PROBLEM TO WORK ON | After removing every image, reproduce the data exactly as it appears.

Stored data entries
----------------

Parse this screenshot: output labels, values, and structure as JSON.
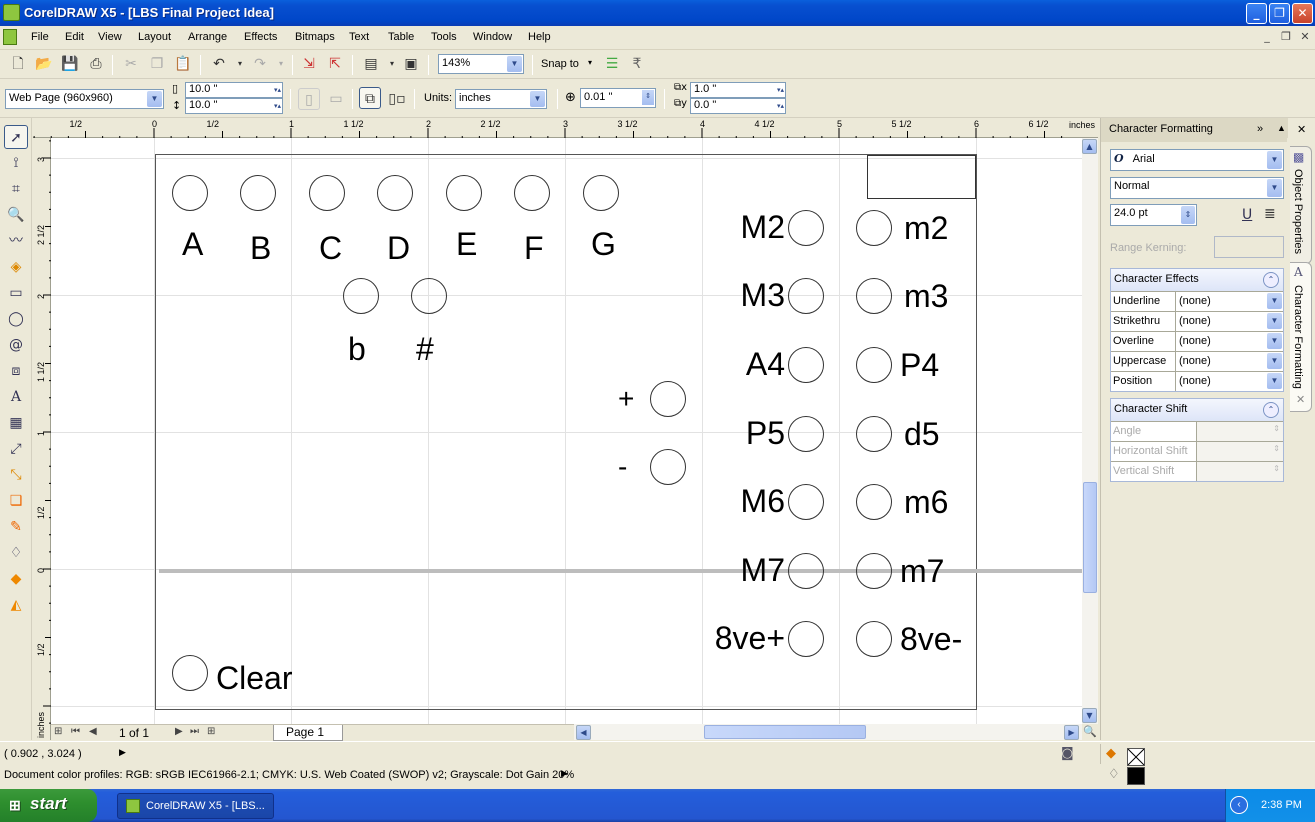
{
  "window": {
    "title": "CorelDRAW X5 - [LBS Final Project Idea]",
    "controls": {
      "minimize": "_",
      "restore": "❐",
      "close": "✕"
    },
    "doc_controls": {
      "minimize": "_",
      "restore": "❐",
      "close": "✕"
    }
  },
  "menu": [
    "File",
    "Edit",
    "View",
    "Layout",
    "Arrange",
    "Effects",
    "Bitmaps",
    "Text",
    "Table",
    "Tools",
    "Window",
    "Help"
  ],
  "standard_toolbar": {
    "zoom_level": "143%",
    "snap_to": "Snap to"
  },
  "property_bar": {
    "page_preset": "Web Page (960x960)",
    "width": "10.0 \"",
    "height": "10.0 \"",
    "units_label": "Units:",
    "units": "inches",
    "nudge": "0.01 \"",
    "dup_x": "1.0 \"",
    "dup_y": "0.0 \""
  },
  "rulers": {
    "unit": "inches",
    "h_labels": [
      "1/2",
      "0",
      "1/2",
      "1",
      "1 1/2",
      "2",
      "2 1/2",
      "3",
      "3 1/2",
      "4",
      "4 1/2",
      "5",
      "5 1/2",
      "6",
      "6 1/2"
    ],
    "v_labels": [
      "3",
      "2 1/2",
      "2",
      "1 1/2",
      "1",
      "1/2",
      "0",
      "1/2"
    ]
  },
  "canvas": {
    "notes": [
      {
        "label": "A"
      },
      {
        "label": "B"
      },
      {
        "label": "C"
      },
      {
        "label": "D"
      },
      {
        "label": "E"
      },
      {
        "label": "F"
      },
      {
        "label": "G"
      }
    ],
    "accidentals": [
      {
        "label": "b"
      },
      {
        "label": "#"
      }
    ],
    "octave": [
      {
        "label": "+"
      },
      {
        "label": "-"
      }
    ],
    "intervals_left": [
      {
        "label": "M2"
      },
      {
        "label": "M3"
      },
      {
        "label": "A4"
      },
      {
        "label": "P5"
      },
      {
        "label": "M6"
      },
      {
        "label": "M7"
      },
      {
        "label": "8ve+"
      }
    ],
    "intervals_right": [
      {
        "label": "m2"
      },
      {
        "label": "m3"
      },
      {
        "label": "P4"
      },
      {
        "label": "d5"
      },
      {
        "label": "m6"
      },
      {
        "label": "m7"
      },
      {
        "label": "8ve-"
      }
    ],
    "clear_label": "Clear"
  },
  "page_nav": {
    "counter": "1 of 1",
    "page_tab": "Page 1"
  },
  "docker": {
    "title": "Character Formatting",
    "font": "Arial",
    "style": "Normal",
    "size": "24.0 pt",
    "range_kerning_label": "Range Kerning:",
    "effects_title": "Character Effects",
    "effects": [
      {
        "label": "Underline",
        "value": "(none)"
      },
      {
        "label": "Strikethru",
        "value": "(none)"
      },
      {
        "label": "Overline",
        "value": "(none)"
      },
      {
        "label": "Uppercase",
        "value": "(none)"
      },
      {
        "label": "Position",
        "value": "(none)"
      }
    ],
    "shift_title": "Character Shift",
    "shift": [
      {
        "label": "Angle"
      },
      {
        "label": "Horizontal Shift"
      },
      {
        "label": "Vertical Shift"
      }
    ],
    "tabs": [
      "Object Properties",
      "Character Formatting"
    ]
  },
  "status": {
    "coordinates": "( 0.902 , 3.024 )",
    "color_profiles": "Document color profiles: RGB: sRGB IEC61966-2.1; CMYK: U.S. Web Coated (SWOP) v2; Grayscale: Dot Gain 20%"
  },
  "taskbar": {
    "start": "start",
    "task": "CorelDRAW X5 - [LBS...",
    "clock": "2:38 PM"
  }
}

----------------

RESPONSE TO THIS TASK |
Parse this screenshot: output labels, values, and structure as JSON.
{
  "window": {
    "title": "CorelDRAW X5 - [LBS Final Project Idea]",
    "controls": {
      "minimize": "_",
      "restore": "❐",
      "close": "✕"
    },
    "doc_controls": {
      "minimize": "_",
      "restore": "❐",
      "close": "✕"
    }
  },
  "menu": [
    "File",
    "Edit",
    "View",
    "Layout",
    "Arrange",
    "Effects",
    "Bitmaps",
    "Text",
    "Table",
    "Tools",
    "Window",
    "Help"
  ],
  "standard_toolbar": {
    "zoom_level": "143%",
    "snap_to": "Snap to"
  },
  "property_bar": {
    "page_preset": "Web Page (960x960)",
    "width": "10.0 \"",
    "height": "10.0 \"",
    "units_label": "Units:",
    "units": "inches",
    "nudge": "0.01 \"",
    "dup_x": "1.0 \"",
    "dup_y": "0.0 \""
  },
  "rulers": {
    "unit": "inches",
    "h_labels": [
      "1/2",
      "0",
      "1/2",
      "1",
      "1 1/2",
      "2",
      "2 1/2",
      "3",
      "3 1/2",
      "4",
      "4 1/2",
      "5",
      "5 1/2",
      "6",
      "6 1/2"
    ],
    "v_labels": [
      "3",
      "2 1/2",
      "2",
      "1 1/2",
      "1",
      "1/2",
      "0",
      "1/2"
    ]
  },
  "canvas": {
    "notes": [
      {
        "label": "A"
      },
      {
        "label": "B"
      },
      {
        "label": "C"
      },
      {
        "label": "D"
      },
      {
        "label": "E"
      },
      {
        "label": "F"
      },
      {
        "label": "G"
      }
    ],
    "accidentals": [
      {
        "label": "b"
      },
      {
        "label": "#"
      }
    ],
    "octave": [
      {
        "label": "+"
      },
      {
        "label": "-"
      }
    ],
    "intervals_left": [
      {
        "label": "M2"
      },
      {
        "label": "M3"
      },
      {
        "label": "A4"
      },
      {
        "label": "P5"
      },
      {
        "label": "M6"
      },
      {
        "label": "M7"
      },
      {
        "label": "8ve+"
      }
    ],
    "intervals_right": [
      {
        "label": "m2"
      },
      {
        "label": "m3"
      },
      {
        "label": "P4"
      },
      {
        "label": "d5"
      },
      {
        "label": "m6"
      },
      {
        "label": "m7"
      },
      {
        "label": "8ve-"
      }
    ],
    "clear_label": "Clear"
  },
  "page_nav": {
    "counter": "1 of 1",
    "page_tab": "Page 1"
  },
  "docker": {
    "title": "Character Formatting",
    "font": "Arial",
    "style": "Normal",
    "size": "24.0 pt",
    "range_kerning_label": "Range Kerning:",
    "effects_title": "Character Effects",
    "effects": [
      {
        "label": "Underline",
        "value": "(none)"
      },
      {
        "label": "Strikethru",
        "value": "(none)"
      },
      {
        "label": "Overline",
        "value": "(none)"
      },
      {
        "label": "Uppercase",
        "value": "(none)"
      },
      {
        "label": "Position",
        "value": "(none)"
      }
    ],
    "shift_title": "Character Shift",
    "shift": [
      {
        "label": "Angle"
      },
      {
        "label": "Horizontal Shift"
      },
      {
        "label": "Vertical Shift"
      }
    ],
    "tabs": [
      "Object Properties",
      "Character Formatting"
    ]
  },
  "status": {
    "coordinates": "( 0.902 , 3.024 )",
    "color_profiles": "Document color profiles: RGB: sRGB IEC61966-2.1; CMYK: U.S. Web Coated (SWOP) v2; Grayscale: Dot Gain 20%"
  },
  "taskbar": {
    "start": "start",
    "task": "CorelDRAW X5 - [LBS...",
    "clock": "2:38 PM"
  }
}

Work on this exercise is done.